Again, I must reiterate that I could be mistaken about things – but, I must say, the zoo really shocked and disturbed me. Maybe I’m soft, but seeing animals in such conditions isn’t pleasant to me in the slightest. When I saw the bears standing, waving, and posing for the crowd, I couldn’t help but wonder whether the animals (so many of which approach anybody who stands near their cage) have been conditioned so that they are not, in fact, any longer the noble beasts of the wild – but are now broken and degraded examples of their respective species, no more representative of their species than an animatronic puppet would be.

Bears Fighting

Finally, I must discuss the birds at the zoo. .The cages are far too small. This video will show it more concisely than I shall be able to write.

Bird Cages

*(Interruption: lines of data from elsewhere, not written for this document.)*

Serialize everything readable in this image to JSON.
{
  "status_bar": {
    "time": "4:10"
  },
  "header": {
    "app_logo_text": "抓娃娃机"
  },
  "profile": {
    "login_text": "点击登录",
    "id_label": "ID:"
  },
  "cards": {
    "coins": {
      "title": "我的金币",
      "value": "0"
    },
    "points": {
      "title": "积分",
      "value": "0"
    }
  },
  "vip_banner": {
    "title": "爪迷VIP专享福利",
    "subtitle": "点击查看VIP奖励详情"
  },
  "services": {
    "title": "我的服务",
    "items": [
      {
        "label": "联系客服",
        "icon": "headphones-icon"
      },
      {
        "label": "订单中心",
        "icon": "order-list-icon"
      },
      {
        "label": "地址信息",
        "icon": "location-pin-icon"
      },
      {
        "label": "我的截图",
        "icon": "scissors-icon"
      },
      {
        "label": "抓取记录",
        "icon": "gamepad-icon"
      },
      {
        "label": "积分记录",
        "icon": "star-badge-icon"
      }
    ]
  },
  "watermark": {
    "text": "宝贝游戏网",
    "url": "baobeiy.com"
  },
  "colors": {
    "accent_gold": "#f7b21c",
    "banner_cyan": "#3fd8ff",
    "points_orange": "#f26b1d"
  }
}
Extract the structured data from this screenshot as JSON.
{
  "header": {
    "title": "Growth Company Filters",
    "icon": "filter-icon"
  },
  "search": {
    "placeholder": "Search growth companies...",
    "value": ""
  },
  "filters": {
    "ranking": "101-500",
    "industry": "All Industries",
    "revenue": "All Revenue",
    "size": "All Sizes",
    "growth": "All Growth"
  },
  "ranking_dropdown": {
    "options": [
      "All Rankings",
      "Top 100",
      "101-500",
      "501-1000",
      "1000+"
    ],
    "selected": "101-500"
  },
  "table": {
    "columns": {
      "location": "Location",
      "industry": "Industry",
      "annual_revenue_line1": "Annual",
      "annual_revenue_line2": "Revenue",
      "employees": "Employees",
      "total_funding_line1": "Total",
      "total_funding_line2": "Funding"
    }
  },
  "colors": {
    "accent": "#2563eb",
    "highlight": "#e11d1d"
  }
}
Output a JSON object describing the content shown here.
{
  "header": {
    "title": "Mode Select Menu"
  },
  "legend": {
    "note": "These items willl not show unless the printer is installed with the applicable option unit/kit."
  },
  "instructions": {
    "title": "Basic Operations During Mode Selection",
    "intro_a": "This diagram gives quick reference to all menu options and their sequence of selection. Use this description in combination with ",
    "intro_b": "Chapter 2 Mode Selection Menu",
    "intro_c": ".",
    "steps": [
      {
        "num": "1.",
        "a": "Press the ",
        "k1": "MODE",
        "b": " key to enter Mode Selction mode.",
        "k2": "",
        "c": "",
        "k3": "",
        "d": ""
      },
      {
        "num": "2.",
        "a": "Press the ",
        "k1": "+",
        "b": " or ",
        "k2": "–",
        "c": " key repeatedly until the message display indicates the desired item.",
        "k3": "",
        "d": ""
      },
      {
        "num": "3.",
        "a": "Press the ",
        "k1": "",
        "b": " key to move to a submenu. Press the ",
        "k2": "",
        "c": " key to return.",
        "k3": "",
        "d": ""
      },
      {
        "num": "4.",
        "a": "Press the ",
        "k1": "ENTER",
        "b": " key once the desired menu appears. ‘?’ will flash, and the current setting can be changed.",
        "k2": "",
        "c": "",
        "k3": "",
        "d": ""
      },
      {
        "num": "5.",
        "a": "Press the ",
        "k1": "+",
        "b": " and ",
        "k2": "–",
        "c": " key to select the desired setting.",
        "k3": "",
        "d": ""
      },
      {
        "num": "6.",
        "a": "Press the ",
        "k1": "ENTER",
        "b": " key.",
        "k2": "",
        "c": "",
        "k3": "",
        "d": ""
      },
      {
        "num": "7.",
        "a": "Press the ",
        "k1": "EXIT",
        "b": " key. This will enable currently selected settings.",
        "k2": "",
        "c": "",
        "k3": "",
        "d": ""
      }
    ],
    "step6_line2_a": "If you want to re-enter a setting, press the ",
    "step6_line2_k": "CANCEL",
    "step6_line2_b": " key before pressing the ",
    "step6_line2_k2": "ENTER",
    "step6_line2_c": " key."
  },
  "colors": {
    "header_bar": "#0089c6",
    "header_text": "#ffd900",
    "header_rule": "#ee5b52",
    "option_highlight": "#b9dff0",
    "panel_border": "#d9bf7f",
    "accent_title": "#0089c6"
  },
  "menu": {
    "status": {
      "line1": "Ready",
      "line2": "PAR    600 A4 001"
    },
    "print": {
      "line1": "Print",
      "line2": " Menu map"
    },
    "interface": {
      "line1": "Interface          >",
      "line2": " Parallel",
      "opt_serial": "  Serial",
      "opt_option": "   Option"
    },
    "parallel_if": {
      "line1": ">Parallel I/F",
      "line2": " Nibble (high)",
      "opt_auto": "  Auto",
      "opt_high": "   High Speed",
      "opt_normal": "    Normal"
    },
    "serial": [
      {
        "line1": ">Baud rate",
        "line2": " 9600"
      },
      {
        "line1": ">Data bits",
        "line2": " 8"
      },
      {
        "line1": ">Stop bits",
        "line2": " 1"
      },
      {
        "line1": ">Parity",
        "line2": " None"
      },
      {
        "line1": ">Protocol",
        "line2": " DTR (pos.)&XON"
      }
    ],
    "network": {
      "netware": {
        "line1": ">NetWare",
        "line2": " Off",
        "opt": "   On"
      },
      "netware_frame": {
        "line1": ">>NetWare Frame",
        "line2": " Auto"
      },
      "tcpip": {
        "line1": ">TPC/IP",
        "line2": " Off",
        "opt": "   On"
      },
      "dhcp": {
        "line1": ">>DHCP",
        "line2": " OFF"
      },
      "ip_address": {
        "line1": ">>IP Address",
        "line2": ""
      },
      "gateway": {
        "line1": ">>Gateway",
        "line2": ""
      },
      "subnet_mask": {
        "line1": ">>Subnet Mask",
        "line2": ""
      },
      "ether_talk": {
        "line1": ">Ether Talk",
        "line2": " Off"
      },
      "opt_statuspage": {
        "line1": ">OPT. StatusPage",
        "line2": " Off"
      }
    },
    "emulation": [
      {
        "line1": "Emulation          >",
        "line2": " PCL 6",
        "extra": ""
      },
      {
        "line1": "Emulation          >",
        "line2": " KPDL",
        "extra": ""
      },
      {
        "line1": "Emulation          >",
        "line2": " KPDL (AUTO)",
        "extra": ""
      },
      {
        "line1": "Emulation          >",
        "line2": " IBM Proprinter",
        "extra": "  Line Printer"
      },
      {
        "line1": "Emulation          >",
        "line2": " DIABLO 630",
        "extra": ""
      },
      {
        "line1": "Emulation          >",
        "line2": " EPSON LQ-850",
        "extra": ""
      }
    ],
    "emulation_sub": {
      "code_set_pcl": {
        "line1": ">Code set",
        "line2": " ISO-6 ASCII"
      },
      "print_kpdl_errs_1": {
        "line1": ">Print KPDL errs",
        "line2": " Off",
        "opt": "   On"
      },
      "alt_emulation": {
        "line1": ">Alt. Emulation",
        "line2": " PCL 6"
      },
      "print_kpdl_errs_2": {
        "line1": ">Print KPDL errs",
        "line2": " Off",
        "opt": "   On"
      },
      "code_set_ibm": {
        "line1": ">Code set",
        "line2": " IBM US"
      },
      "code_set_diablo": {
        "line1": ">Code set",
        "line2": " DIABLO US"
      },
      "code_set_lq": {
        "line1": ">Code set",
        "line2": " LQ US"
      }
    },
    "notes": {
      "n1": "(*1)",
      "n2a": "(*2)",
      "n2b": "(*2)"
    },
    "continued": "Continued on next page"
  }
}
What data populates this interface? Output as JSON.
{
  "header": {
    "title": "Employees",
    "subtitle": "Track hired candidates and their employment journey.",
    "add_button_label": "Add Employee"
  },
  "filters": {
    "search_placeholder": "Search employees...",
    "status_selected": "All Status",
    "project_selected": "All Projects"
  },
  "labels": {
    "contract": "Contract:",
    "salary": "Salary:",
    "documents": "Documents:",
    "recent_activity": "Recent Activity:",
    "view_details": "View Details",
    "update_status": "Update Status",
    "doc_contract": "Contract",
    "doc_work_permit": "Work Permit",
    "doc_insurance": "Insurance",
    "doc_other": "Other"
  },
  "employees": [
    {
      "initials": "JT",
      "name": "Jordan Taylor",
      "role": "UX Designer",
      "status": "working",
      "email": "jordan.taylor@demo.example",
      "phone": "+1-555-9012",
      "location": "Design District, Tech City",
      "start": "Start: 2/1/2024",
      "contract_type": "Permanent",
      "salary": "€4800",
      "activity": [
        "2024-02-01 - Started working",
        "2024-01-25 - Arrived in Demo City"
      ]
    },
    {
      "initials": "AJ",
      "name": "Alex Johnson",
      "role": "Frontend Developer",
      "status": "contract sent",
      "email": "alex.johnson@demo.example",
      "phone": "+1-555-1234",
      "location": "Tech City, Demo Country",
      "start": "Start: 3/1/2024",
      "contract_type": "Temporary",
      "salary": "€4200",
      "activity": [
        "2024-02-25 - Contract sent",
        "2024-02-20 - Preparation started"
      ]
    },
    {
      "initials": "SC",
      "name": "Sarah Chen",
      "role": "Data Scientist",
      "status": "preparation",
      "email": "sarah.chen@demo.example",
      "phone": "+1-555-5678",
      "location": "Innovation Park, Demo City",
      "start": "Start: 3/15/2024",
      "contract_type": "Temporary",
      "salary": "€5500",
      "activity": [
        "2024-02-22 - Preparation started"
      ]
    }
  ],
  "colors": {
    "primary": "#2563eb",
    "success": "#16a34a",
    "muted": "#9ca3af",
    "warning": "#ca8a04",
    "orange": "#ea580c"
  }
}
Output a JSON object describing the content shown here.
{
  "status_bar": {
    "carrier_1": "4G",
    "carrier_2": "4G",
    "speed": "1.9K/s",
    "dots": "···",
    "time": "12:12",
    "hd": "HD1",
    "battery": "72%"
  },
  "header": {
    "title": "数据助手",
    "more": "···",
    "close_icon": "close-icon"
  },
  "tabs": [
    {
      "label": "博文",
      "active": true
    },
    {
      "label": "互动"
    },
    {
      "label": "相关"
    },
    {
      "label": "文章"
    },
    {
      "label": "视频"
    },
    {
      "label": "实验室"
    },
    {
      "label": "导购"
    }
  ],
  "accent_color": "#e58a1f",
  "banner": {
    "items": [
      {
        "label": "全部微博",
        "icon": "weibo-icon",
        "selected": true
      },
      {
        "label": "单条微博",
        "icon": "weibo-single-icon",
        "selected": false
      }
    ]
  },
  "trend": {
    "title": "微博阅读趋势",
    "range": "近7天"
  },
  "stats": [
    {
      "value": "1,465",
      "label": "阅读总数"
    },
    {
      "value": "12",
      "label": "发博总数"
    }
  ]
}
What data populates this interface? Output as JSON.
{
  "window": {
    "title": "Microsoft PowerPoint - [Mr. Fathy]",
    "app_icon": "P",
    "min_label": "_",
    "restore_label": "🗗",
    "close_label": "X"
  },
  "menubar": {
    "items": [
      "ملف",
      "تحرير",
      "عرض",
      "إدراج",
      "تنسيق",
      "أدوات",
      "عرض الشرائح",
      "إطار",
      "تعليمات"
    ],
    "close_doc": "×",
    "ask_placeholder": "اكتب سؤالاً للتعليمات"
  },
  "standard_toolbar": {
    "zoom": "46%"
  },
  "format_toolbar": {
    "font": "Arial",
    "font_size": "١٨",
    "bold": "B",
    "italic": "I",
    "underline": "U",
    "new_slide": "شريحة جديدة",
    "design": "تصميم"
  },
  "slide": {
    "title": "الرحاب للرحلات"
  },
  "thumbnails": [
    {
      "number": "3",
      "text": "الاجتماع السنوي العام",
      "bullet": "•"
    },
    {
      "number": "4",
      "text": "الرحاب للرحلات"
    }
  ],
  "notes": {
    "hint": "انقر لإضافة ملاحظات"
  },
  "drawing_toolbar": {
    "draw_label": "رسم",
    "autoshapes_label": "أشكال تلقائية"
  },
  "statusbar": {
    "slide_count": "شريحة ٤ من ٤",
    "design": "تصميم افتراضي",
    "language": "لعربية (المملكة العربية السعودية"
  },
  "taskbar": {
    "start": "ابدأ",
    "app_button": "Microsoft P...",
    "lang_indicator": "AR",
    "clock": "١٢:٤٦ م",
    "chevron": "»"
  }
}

Birds, in general, fly. A small number lack this gift, but for the most part, avialae are characterised by their mastery of the air. A bird denied flight is as a writer denied words – a situation so ridiculous that it defies sane comprehension. Freedom of mobility characterises birds more perhaps than any other type of animal, even free roaming fish of the sea – a pelican may swoop, dive, and return to the sky, but his piscine quarry gains the freedom of the air only in the cage of the avian mouth. Yet, it is considered normal for us to cage birds, to imprison them – to deny them their evolutionary birthright. Surely part of the magic of seeing animals in the flesh is the sense, no matter how small, that these animals are getting on with their day-to-day business with the minimum of disruption from their surroundings and captors? That we are, in some small way, seeing, and perhaps understanding these animals in a way that we just can’t experience through pictures and words? In a way that is lost completely to us, when this is how we see them? I do not propose that we do away wth zoos – but perhaps they should be designed and run in ways that suit the animals more, so that we in turn may better experience them.